It’s interesting to me that Luke just goes right from redemption to betrayal:
21 – 23
Luke emphasizes that Judas was there for the inception of the Lord’s Supper. He took the bread and drank the wine. But he was not a true disciple. God’s sovereign hand controlled every aspect of the crucifixion. Jesus here pronounces a “woe” on Judas. Although manipulated and even perhaps possessed by Satan—he still had personal choice. He chose to betray Jesus. For that, he will suffer the consequences.
As we conclude this portion, the disciples are busy arguing amongst themselves who would betray Him, which leads to the counter argument of “I’m more dedicated to Jesus and thus better and greater than you!” More on that next time.
In closing I have just a couple of thoughts on Jesus’ feelings about The Lord’s Supper:
- It was to be prepared (vs 7) – do you prepare your heart for communion, or any communing with the Lord?
- Jesus “fervently desired” to share this meal, as He does every communion and time with you. (vs 15) Do you feel the same?
- The Lord’s Supper is a shared experience (vs 17). We each take communion, and have an individual relationship with the Lord, yet it is a shared experience with the body of Christ. I think we need to be careful not to hold ourselves aloof or apart from regular fellowship.

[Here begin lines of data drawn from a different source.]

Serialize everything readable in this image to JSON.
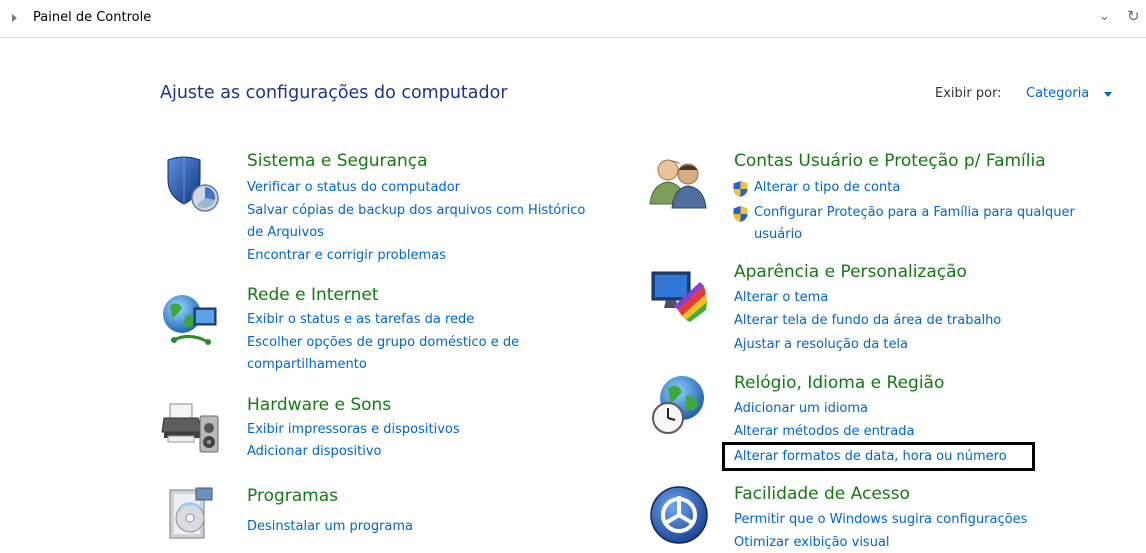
{
  "address": {
    "path": "Painel de Controle"
  },
  "header": {
    "title": "Ajuste as configurações do computador",
    "view_by_label": "Exibir por:",
    "view_by_value": "Categoria"
  },
  "categories": {
    "system": {
      "title": "Sistema e Segurança",
      "icon": "shield-computer-icon",
      "links": [
        "Verificar o status do computador",
        "Salvar cópias de backup dos arquivos com Histórico",
        "de Arquivos",
        "Encontrar e corrigir problemas"
      ]
    },
    "network": {
      "title": "Rede e Internet",
      "icon": "globe-network-icon",
      "links": [
        "Exibir o status e as tarefas da rede",
        "Escolher opções de grupo doméstico e de",
        "compartilhamento"
      ]
    },
    "hardware": {
      "title": "Hardware e Sons",
      "icon": "printer-speaker-icon",
      "links": [
        "Exibir impressoras e dispositivos",
        "Adicionar dispositivo"
      ]
    },
    "programs": {
      "title": "Programas",
      "icon": "programs-disc-icon",
      "links": [
        "Desinstalar um programa"
      ]
    },
    "accounts": {
      "title": "Contas Usuário e Proteção p/ Família",
      "icon": "users-icon",
      "links": [
        "Alterar o tipo de conta",
        "Configurar Proteção para a Família para qualquer",
        "usuário"
      ]
    },
    "appearance": {
      "title": "Aparência e Personalização",
      "icon": "monitor-palette-icon",
      "links": [
        "Alterar o tema",
        "Alterar tela de fundo da área de trabalho",
        "Ajustar a resolução da tela"
      ]
    },
    "clock": {
      "title": "Relógio, Idioma e Região",
      "icon": "globe-clock-icon",
      "links": [
        "Adicionar um idioma",
        "Alterar métodos de entrada",
        "Alterar formatos de data, hora ou número"
      ]
    },
    "ease": {
      "title": "Facilidade de Acesso",
      "icon": "ease-of-access-icon",
      "links": [
        "Permitir que o Windows sugira configurações",
        "Otimizar exibição visual"
      ]
    }
  },
  "colors": {
    "link": "#0066cc",
    "category_title": "#137a13",
    "page_title": "#1e3287",
    "highlight": "#000000"
  }
}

- Judas was there in body but not in spirit (vs 21). Don’t make the mistake of thinking that because you attend church, sing the songs, and even take communion, that you are a born-again believer. That only comes by ceding authority over your life to Jesus, acknowledging your sin and asking for God’s cleansing and forgiveness through His blood. It’s a serious note to end this message on, but our eternal destinies are a series matter!